Your walking along the street and it’s a beautiful day under the redwoods. The sun is shining, birds chirping. Then one false step and you stub your toe. Your Birkenstocks failed to save your big toe from the cement curb. Pain travels up from your toe and stops you in your tracks. Last week we tried to clear up some old wives tales concerning pain. Now lets move on to how we actually feel pain, and answer some questions how people feel pain differently.
How does one feel pain? We’ll explain it here, trying to avoid some of the boring techno mumbo-jumbo. So you stub your toe. You have many receptors in your skin. Some have the job of telling your brain your toe is cold or hot, some sense touch, others can tell you your shoe is too tight and yes there are ones that let you know your in pain.
Your body is smart and these receptors are concentrated in areas of the body that are prone to injury-like your fingers and toes. (That’s why a paper cut can kill) So your toe hits the cement, pain receptors send the message up the nerve they branch off from. This nerve joins the others in your back to form the spinal cord to tell your brain and your conscience of the collision your toe just suffered. This whole process happens in just the blink of an eye.

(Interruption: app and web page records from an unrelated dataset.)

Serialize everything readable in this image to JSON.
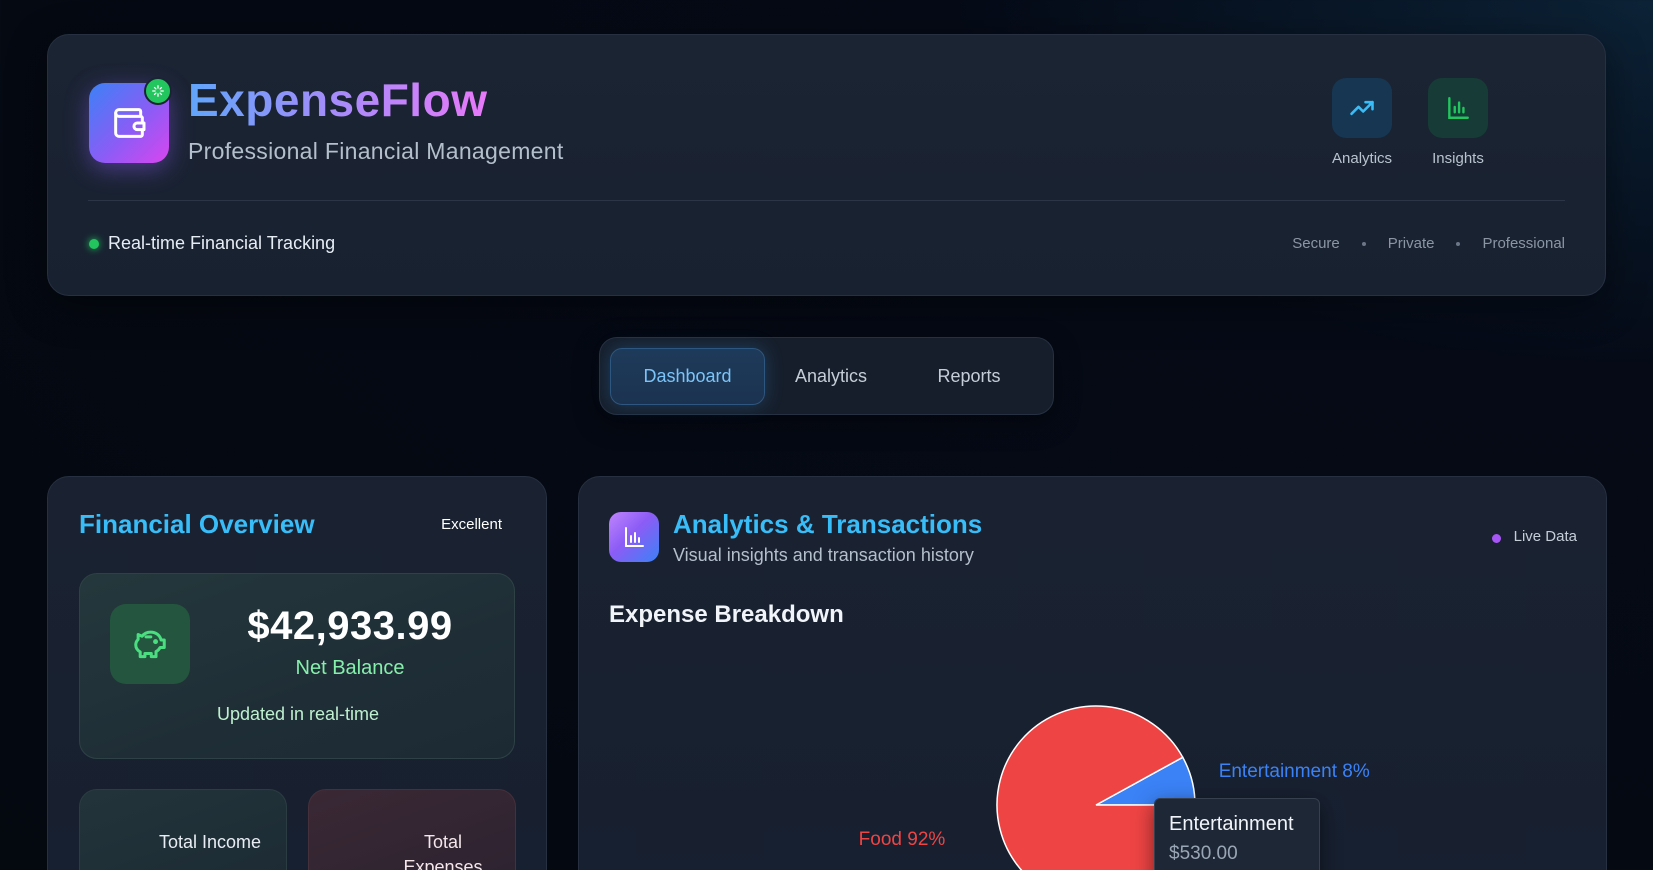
{
  "header": {
    "title": "ExpenseFlow",
    "subtitle": "Professional Financial Management",
    "actions": [
      {
        "label": "Analytics",
        "icon": "trending-up-icon"
      },
      {
        "label": "Insights",
        "icon": "bar-chart-icon"
      }
    ],
    "status": "Real-time Financial Tracking",
    "tags": [
      "Secure",
      "Private",
      "Professional"
    ]
  },
  "tabs": [
    {
      "label": "Dashboard",
      "active": true
    },
    {
      "label": "Analytics",
      "active": false
    },
    {
      "label": "Reports",
      "active": false
    }
  ],
  "overview": {
    "title": "Financial Overview",
    "badge": "Excellent",
    "balance": "$42,933.99",
    "balance_label": "Net Balance",
    "updated": "Updated in real-time",
    "income_label": "Total Income",
    "expenses_label": "Total Expenses"
  },
  "analytics": {
    "title": "Analytics & Transactions",
    "subtitle": "Visual insights and transaction history",
    "live": "Live Data",
    "chart_title": "Expense Breakdown",
    "tooltip_name": "Entertainment",
    "tooltip_value": "$530.00"
  },
  "chart_data": {
    "type": "pie",
    "title": "Expense Breakdown",
    "slices": [
      {
        "name": "Food",
        "percent": 92,
        "label": "Food 92%",
        "color": "#ef4444"
      },
      {
        "name": "Entertainment",
        "percent": 8,
        "label": "Entertainment 8%",
        "color": "#3b82f6"
      }
    ]
  },
  "colors": {
    "accent": "#38bdf8",
    "success": "#22c55e",
    "live": "#a855f7"
  }
}
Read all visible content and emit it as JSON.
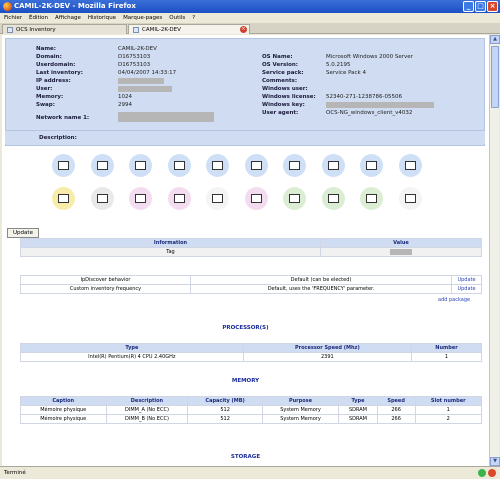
{
  "window": {
    "title": "CAMIL-2K-DEV - Mozilla Firefox"
  },
  "menu": [
    "Fichier",
    "Édition",
    "Affichage",
    "Historique",
    "Marque-pages",
    "Outils",
    "?"
  ],
  "tabs": [
    {
      "label": "OCS Inventory",
      "active": false
    },
    {
      "label": "CAMIL-2K-DEV",
      "active": true
    }
  ],
  "computer": {
    "left": [
      {
        "label": "Name:",
        "value": "CAMIL-2K-DEV"
      },
      {
        "label": "Domain:",
        "value": "D16753103"
      },
      {
        "label": "Userdomain:",
        "value": "D16753103"
      },
      {
        "label": "Last inventory:",
        "value": "04/04/2007 14:33:17"
      },
      {
        "label": "IP address:",
        "value": ""
      },
      {
        "label": "User:",
        "value": ""
      },
      {
        "label": "Memory:",
        "value": "1024"
      },
      {
        "label": "Swap:",
        "value": "2994"
      },
      {
        "label": "Network name 1:",
        "value": ""
      }
    ],
    "right": [
      {
        "label": "OS Name:",
        "value": "Microsoft Windows 2000 Server"
      },
      {
        "label": "OS Version:",
        "value": "5.0.2195"
      },
      {
        "label": "Service pack:",
        "value": "Service Pack 4"
      },
      {
        "label": "Comments:",
        "value": ""
      },
      {
        "label": "Windows user:",
        "value": ""
      },
      {
        "label": "Windows license:",
        "value": "52340-271-1238786-05506"
      },
      {
        "label": "Windows key:",
        "value": ""
      },
      {
        "label": "User agent:",
        "value": "OCS-NG_windows_client_v4032"
      }
    ]
  },
  "description_label": "Description:",
  "icon_row1": [
    "processor-icon",
    "memory-icon",
    "storage-icon",
    "harddrive-icon",
    "display-icon",
    "network-icon",
    "input-device-icon",
    "port-icon",
    "software-icon",
    "printer-icon"
  ],
  "icon_row2": [
    "registry-icon",
    "tools-icon",
    "controller-icon",
    "folder-icon",
    "group-icon",
    "config-icon",
    "monitor-icon",
    "admin-icon",
    "package-icon",
    "modem-icon"
  ],
  "colors": {
    "accent": "#cfdcf2",
    "link": "#2a3fb8",
    "header_text": "#1a2a7a"
  },
  "update_button": "Update",
  "admin_table": {
    "headers": [
      "Information",
      "Value"
    ],
    "rows": [
      [
        "Tag",
        ""
      ]
    ]
  },
  "options_table": {
    "rows": [
      {
        "name": "IpDiscover behavior",
        "value": "Default (can be elected)",
        "action": "Update"
      },
      {
        "name": "Custom inventory frequency",
        "value": "Default, uses the 'FREQUENCY' parameter.",
        "action": "Update"
      }
    ],
    "add_package": "add package"
  },
  "processors": {
    "title": "PROCESSOR(S)",
    "headers": [
      "Type",
      "Processor Speed (Mhz)",
      "Number"
    ],
    "rows": [
      [
        "Intel(R) Pentium(R) 4 CPU 2.40GHz",
        "2391",
        "1"
      ]
    ]
  },
  "memory": {
    "title": "MEMORY",
    "headers": [
      "Caption",
      "Description",
      "Capacity (MB)",
      "Purpose",
      "Type",
      "Speed",
      "Slot number"
    ],
    "rows": [
      [
        "Mémoire physique",
        "DIMM_A (No ECC)",
        "512",
        "System Memory",
        "SDRAM",
        "266",
        "1"
      ],
      [
        "Mémoire physique",
        "DIMM_B (No ECC)",
        "512",
        "System Memory",
        "SDRAM",
        "266",
        "2"
      ]
    ]
  },
  "storage": {
    "title": "STORAGE"
  },
  "status": {
    "text": "Terminé"
  }
}
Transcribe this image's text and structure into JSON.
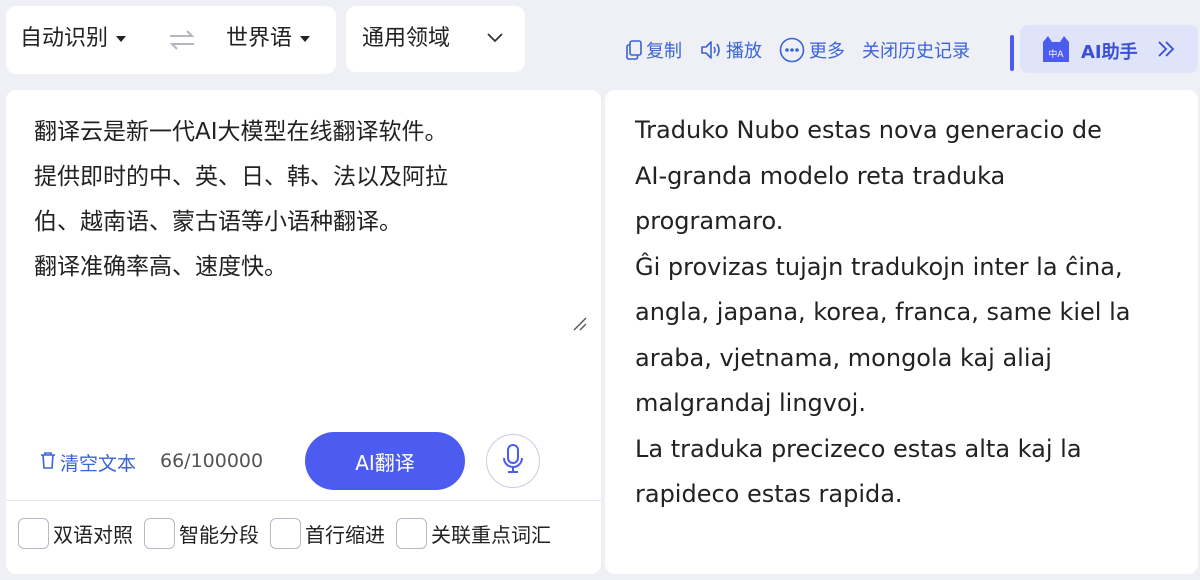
{
  "lang_bar": {
    "source_lang": "自动识别",
    "target_lang": "世界语",
    "domain": "通用领域"
  },
  "toolbar": {
    "copy_label": "复制",
    "play_label": "播放",
    "more_label": "更多",
    "history_label": "关闭历史记录",
    "ai_assistant_label": "AI助手",
    "ai_badge": "中A"
  },
  "source": {
    "lines": [
      "翻译云是新一代AI大模型在线翻译软件。",
      "提供即时的中、英、日、韩、法以及阿拉",
      "伯、越南语、蒙古语等小语种翻译。",
      "翻译准确率高、速度快。"
    ],
    "clear_label": "清空文本",
    "char_count": "66/100000",
    "translate_label": "AI翻译"
  },
  "options": [
    {
      "label": "双语对照",
      "checked": false
    },
    {
      "label": "智能分段",
      "checked": false
    },
    {
      "label": "首行缩进",
      "checked": false
    },
    {
      "label": "关联重点词汇",
      "checked": false
    }
  ],
  "target": {
    "lines": [
      "Traduko Nubo estas nova generacio de",
      "AI-granda modelo reta traduka",
      "programaro.",
      "Ĝi provizas tujajn tradukojn inter la ĉina,",
      "angla, japana, korea, franca, same kiel la",
      "araba, vjetnama, mongola kaj aliaj",
      "malgrandaj lingvoj.",
      "La traduka precizeco estas alta kaj la",
      "rapideco estas rapida."
    ]
  },
  "colors": {
    "accent": "#4c5bf0",
    "link": "#3a63d8",
    "background": "#eef0f5"
  }
}
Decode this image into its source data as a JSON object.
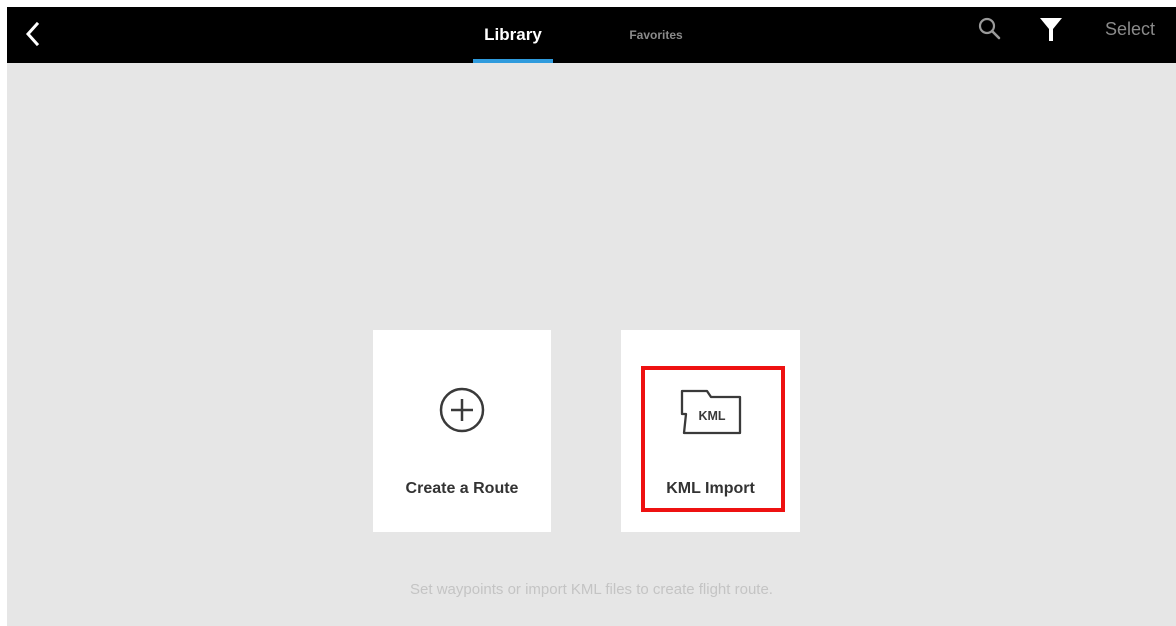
{
  "header": {
    "tabs": [
      {
        "label": "Library",
        "active": true
      },
      {
        "label": "Favorites",
        "active": false
      }
    ],
    "select_label": "Select",
    "icons": [
      "chevron-left-icon",
      "search-icon",
      "filter-icon"
    ],
    "accent_color": "#2f9bdd"
  },
  "main": {
    "cards": [
      {
        "label": "Create a Route",
        "icon": "plus-circle-icon"
      },
      {
        "label": "KML Import",
        "icon": "kml-folder-icon",
        "icon_text": "KML",
        "highlighted": true
      }
    ],
    "hint": "Set waypoints or import KML files to create flight route."
  },
  "colors": {
    "topbar": "#000000",
    "background": "#e6e6e6",
    "highlight": "#ee1111"
  }
}
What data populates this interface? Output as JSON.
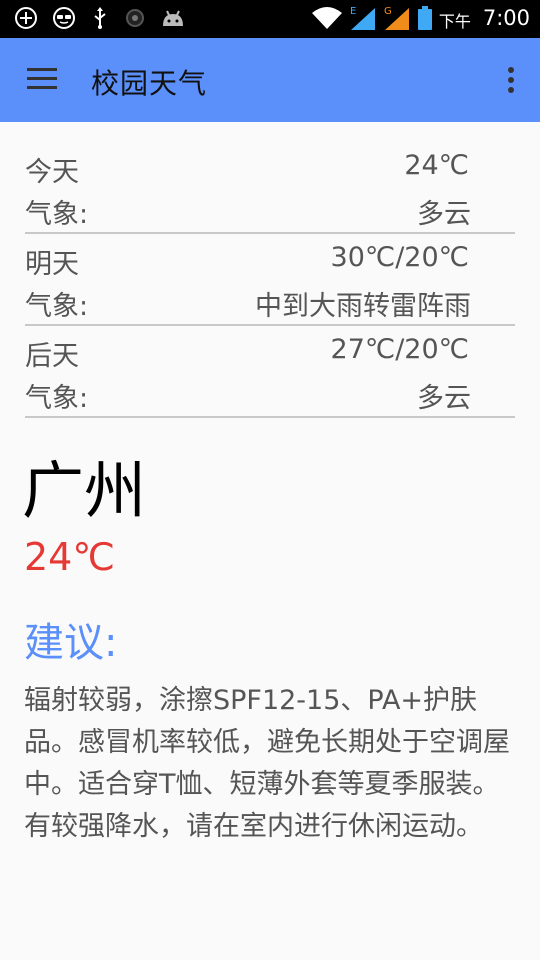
{
  "status_bar": {
    "time": "7:00",
    "ampm": "下午",
    "icons": [
      "plus-circle-icon",
      "sunglasses-icon",
      "usb-icon",
      "record-icon",
      "android-icon",
      "wifi-icon",
      "signal-e-icon",
      "signal-g-icon",
      "battery-icon"
    ]
  },
  "app_bar": {
    "title": "校园天气",
    "left_icon": "menu-icon",
    "right_icon": "overflow-menu-icon",
    "color": "#5b8ff9"
  },
  "forecast": [
    {
      "day": "今天",
      "temp": "24℃",
      "weather_label": "气象:",
      "weather": "多云"
    },
    {
      "day": "明天",
      "temp": "30℃/20℃",
      "weather_label": "气象:",
      "weather": "中到大雨转雷阵雨"
    },
    {
      "day": "后天",
      "temp": "27℃/20℃",
      "weather_label": "气象:",
      "weather": "多云"
    }
  ],
  "current": {
    "city": "广州",
    "temp": "24℃",
    "temp_color": "#e53935"
  },
  "advice": {
    "heading": "建议:",
    "heading_color": "#5b8ff9",
    "text": "辐射较弱，涂擦SPF12-15、PA+护肤品。感冒机率较低，避免长期处于空调屋中。适合穿T恤、短薄外套等夏季服装。有较强降水，请在室内进行休闲运动。"
  }
}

This used to be all we knew about pain. It turns out the body is more complicated than that. During World War II doctors noticed the degree of pain an injured veteran was in did not correlate with how badly hurt he was. Researches were inspired to dig deeper and they found that there are gatekeepers in your spine.
The messages they decide are most important get through and can tell your brain what’s going on. Other messages are just left at the gate. Remember when your mom used to kiss your scraped knee when you were young. Well she knew what she was doing. Some of the pain receptor would be turned away because of competing sensory receptors.
Now on to how the same pain stimulus can affect people differently. Emotional state, upbringing and attitude all come in to play. Just think of the person who is already bracing up walking in to the dentist office.
On the flip side, you your emotional state can work in your favor. People condition themselves to endure pain that would stop the rest of us dead in our tracts. Just imagine trying to walk over hot coals, as firewalkers do without any conditioning!
More and more doctors are learning about pain and unfortunately more people are also suffering from chronic pain. Now that I’ve explained a little bit on how pain works, I hope those of you who suffer from pain can go to their practitioners and work at getting rid of it.